When R.E.M. finally broke through to mainstream success with 1987’s Document, they did it the way musicians dream of. After loading up with critical accolades and rounding up a sizable fan base with incessant touring, they needed only to deliver an album that continued their steady artistic growth and featured a few catchy singles. That they did, giving the world “Finest Worksong”, “It’s the End of the World As We Know It (And I Feel Fine)”, and “The One I Love” while keeping their indie credibility completely intact. Document provided the launch pad for R.E.M.‘s phenomenal popular success, but more importantly, it staked out an ideal position for the band to develop. While their impressive sales guaranteed them a spot at any record company they chose, they had also displayed enough artistic integrity to give them the authority to change and grow as they saw fit. Quite simply, they had managed to become rock stars who could ignore financial concerns and write whatever music they felt like, a rare and enviable thing indeed.

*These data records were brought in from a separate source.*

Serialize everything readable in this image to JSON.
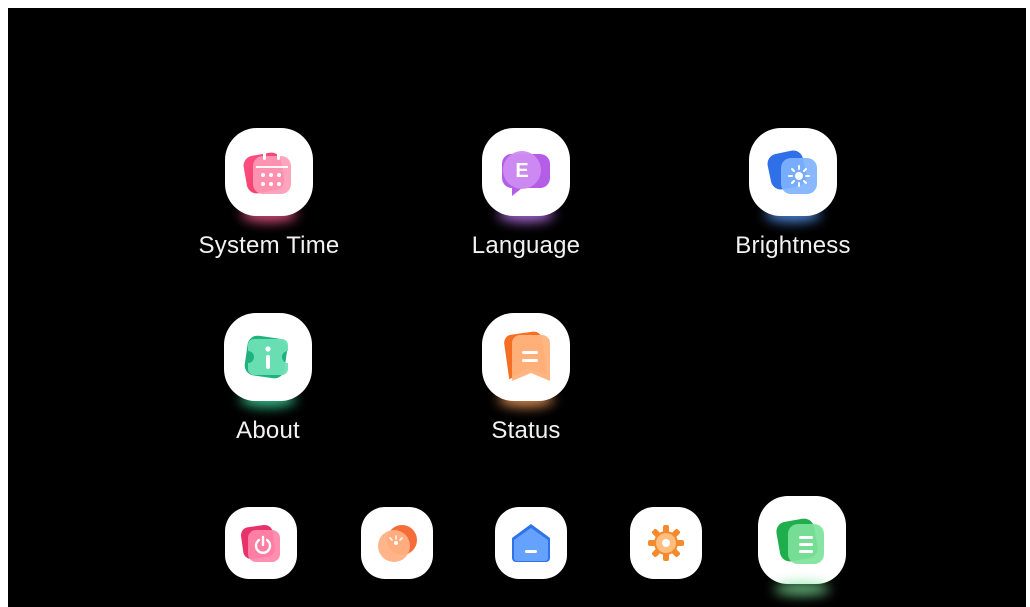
{
  "menu": {
    "items": [
      {
        "label": "System Time",
        "icon": "calendar-icon",
        "color": "#f0457a"
      },
      {
        "label": "Language",
        "icon": "language-icon",
        "color": "#b25be6"
      },
      {
        "label": "Brightness",
        "icon": "brightness-icon",
        "color": "#3f87f5"
      },
      {
        "label": "About",
        "icon": "info-icon",
        "color": "#27c28f"
      },
      {
        "label": "Status",
        "icon": "status-icon",
        "color": "#fb8a45"
      }
    ],
    "language_glyph": "E"
  },
  "dock": {
    "items": [
      {
        "icon": "power-icon",
        "color": "#f24e7c",
        "active": false
      },
      {
        "icon": "weather-icon",
        "color": "#f9925a",
        "active": false
      },
      {
        "icon": "home-icon",
        "color": "#3f87f5",
        "active": false
      },
      {
        "icon": "gear-icon",
        "color": "#f79a3e",
        "active": false
      },
      {
        "icon": "settings-list-icon",
        "color": "#35c466",
        "active": true
      }
    ]
  }
}
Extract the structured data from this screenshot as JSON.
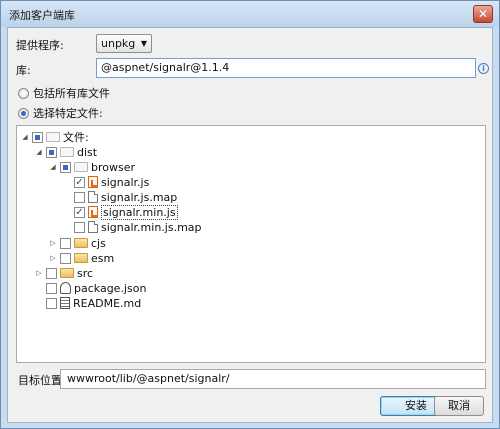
{
  "window": {
    "title": "添加客户端库",
    "close_icon": "close-icon"
  },
  "provider": {
    "label": "提供程序:",
    "value": "unpkg"
  },
  "library": {
    "label": "库:",
    "value": "@aspnet/signalr@1.1.4"
  },
  "options": {
    "include_all": "包括所有库文件",
    "choose_specific": "选择特定文件:",
    "selected": "choose_specific"
  },
  "tree": {
    "root_label": "文件:",
    "dist": "dist",
    "browser": "browser",
    "files_browser": [
      "signalr.js",
      "signalr.js.map",
      "signalr.min.js",
      "signalr.min.js.map"
    ],
    "cjs": "cjs",
    "esm": "esm",
    "src": "src",
    "package": "package.json",
    "readme": "README.md"
  },
  "target": {
    "label": "目标位置:",
    "value": "wwwroot/lib/@aspnet/signalr/"
  },
  "buttons": {
    "install": "安装",
    "cancel": "取消"
  },
  "colors": {
    "accent": "#2d6fc4",
    "title_bg": "#c9dcef"
  }
}
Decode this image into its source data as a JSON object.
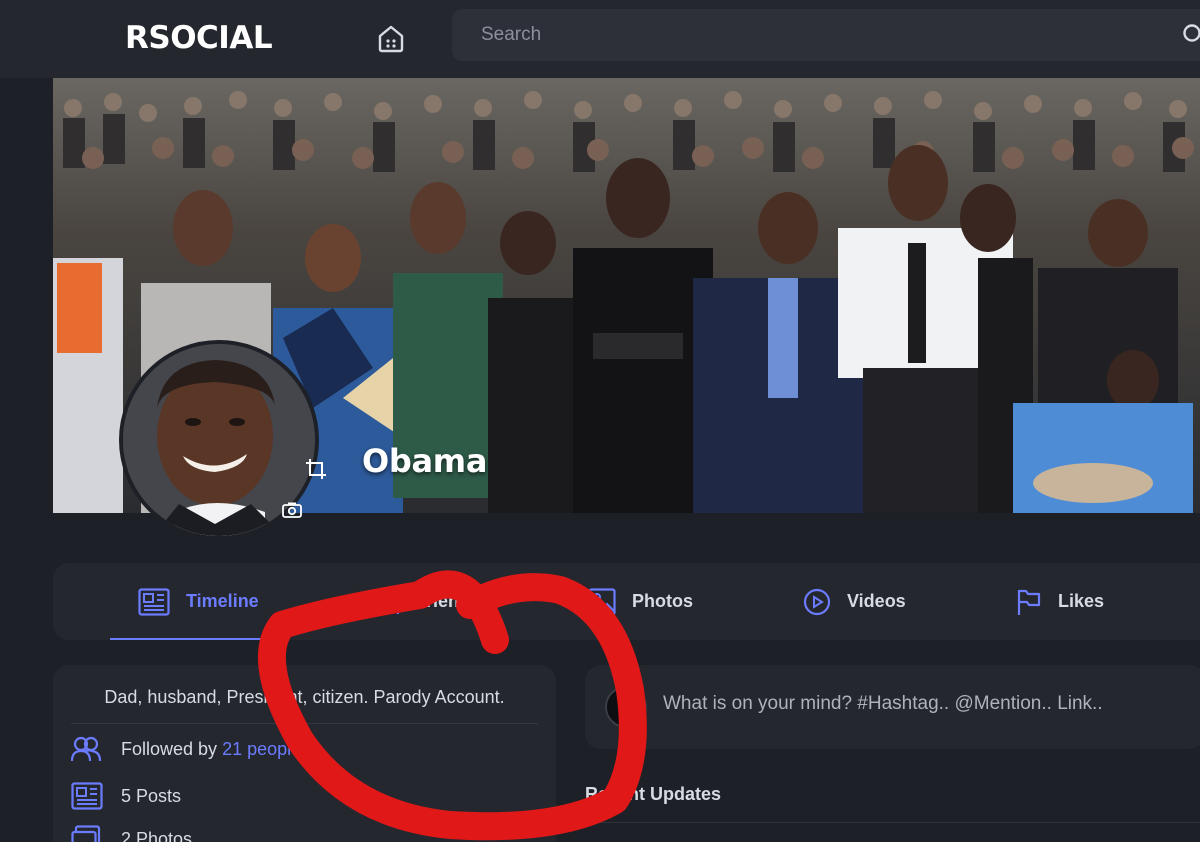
{
  "brand": {
    "logo_text": "RSOCIAL"
  },
  "header": {
    "home_icon": "home-icon",
    "search_placeholder": "Search",
    "search_icon": "search-icon"
  },
  "profile": {
    "name": "Obama",
    "bio": "Dad, husband, President, citizen. Parody Account.",
    "followed_prefix": "Followed by ",
    "followed_link": "21 people",
    "posts": "5 Posts",
    "photos": "2 Photos"
  },
  "tabs": [
    {
      "label": "Timeline",
      "icon": "newspaper-icon",
      "active": true
    },
    {
      "label": "Friends",
      "icon": "users-icon",
      "active": false
    },
    {
      "label": "Photos",
      "icon": "image-icon",
      "active": false
    },
    {
      "label": "Videos",
      "icon": "play-icon",
      "active": false
    },
    {
      "label": "Likes",
      "icon": "flag-icon",
      "active": false
    }
  ],
  "composer": {
    "placeholder": "What is on your mind? #Hashtag.. @Mention.. Link.."
  },
  "feed": {
    "section_title": "Recent Updates"
  },
  "colors": {
    "accent": "#6c7cff",
    "background": "#1d2026",
    "card": "#24272e",
    "annotation": "#e01818"
  }
}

Since R.E.M. has long since entered the American consciousness as a bona fide institution, it’s well worth a trip back in time to the point at which they started becoming one and stopped being just another garage band. The release of Document on the still-trippy DVD Audio format provides an excellent opportunity to do just that while recasting the experience as simultaneously classic and modern, adjectives that apply equally well to the band itself. To begin with, the DVD-A can’t be played on a normal stereo. In order for the experience to happen at all, you need a DVD player; in order for the experience to be worthwhile, you need stereo speakers hooked up to your DVD player; in order for the experience to be much more exciting than simply putting your regular copy of Document into your regular CD player, you need to have a surround sound setup connected to your DVD player. Sound elitist yet? It certainly explains the relative rarity of these things as of yet, and despite its epochal status, Document ends up providing as much trepidation as excitement about this new medium when experienced in it.
Just as DVD’s reinvigorated the home video milieu with bonus material, so too does DVD Audio offer up extras to present existing works in sweeter packages. Music videos are natural choices, but tying them even more intimately to the way we consume albums further endangers the purely auditory musical experience, so it’s nice to see that none are included here. The only special feature is a projection of the album’s lyrics on the TV that flips automatically as the music plays. This is perhaps not the best thing for Michael Stipe’s reputation, resting as it does on impenetrable mystique. When the words are laid so luminously bare, it almost seems as if the next time the virtual page turns, it will reveal that Stipe was an unregenerate bullshit artist who hoodwinked critics and laymen alike with his nonstop barrage of highbrow references and cryptic imagery. That wasn’t actually the case, but some skepticism is only natural. Namedropping Lester Bangs was certainly a surefire way to get good notices from the countless writers doing their flaccid imitations of him, and Stipe’s leftist concerns earned him earnest young fans apparently not put off by his vagueness. In the final count, though, it’s hard to doubt his sincerity no matter how many artistic pratfalls it led him to make. Even when misguided, passion is more worthy of admiration than fashionable cynicism.
With regards to sonic innovations, DVD Audio boasts increased resolution for the diehard audiophiles, but its most notable feature is its use of the surround sound format. This yields more separation than has been possible in musical recordings since the advent of stereo, and while that’s enough to make the disposable-income crowd go mad with lust, it remains to be seen whether or not this new trick is going to be a sonic landmark or a pricey distraction that will go the way of quadrophonic sound. In any case, it’s a funny way to hear R.E.M., a band whose no-nonsense approach seems firmly at odds with such stuff. By resurrecting the sound of groups like the Byrds and Big Star, they stated that simplicity and directness are virtues strong enough to outlast flashy trends. With high-quality and virtually permanent pressings of this music already available for less money on compact disc, it’s worth pondering: will this DVD Audio copy of Document last as long as its authors’ careers or as short as, say, Gary Numan’s?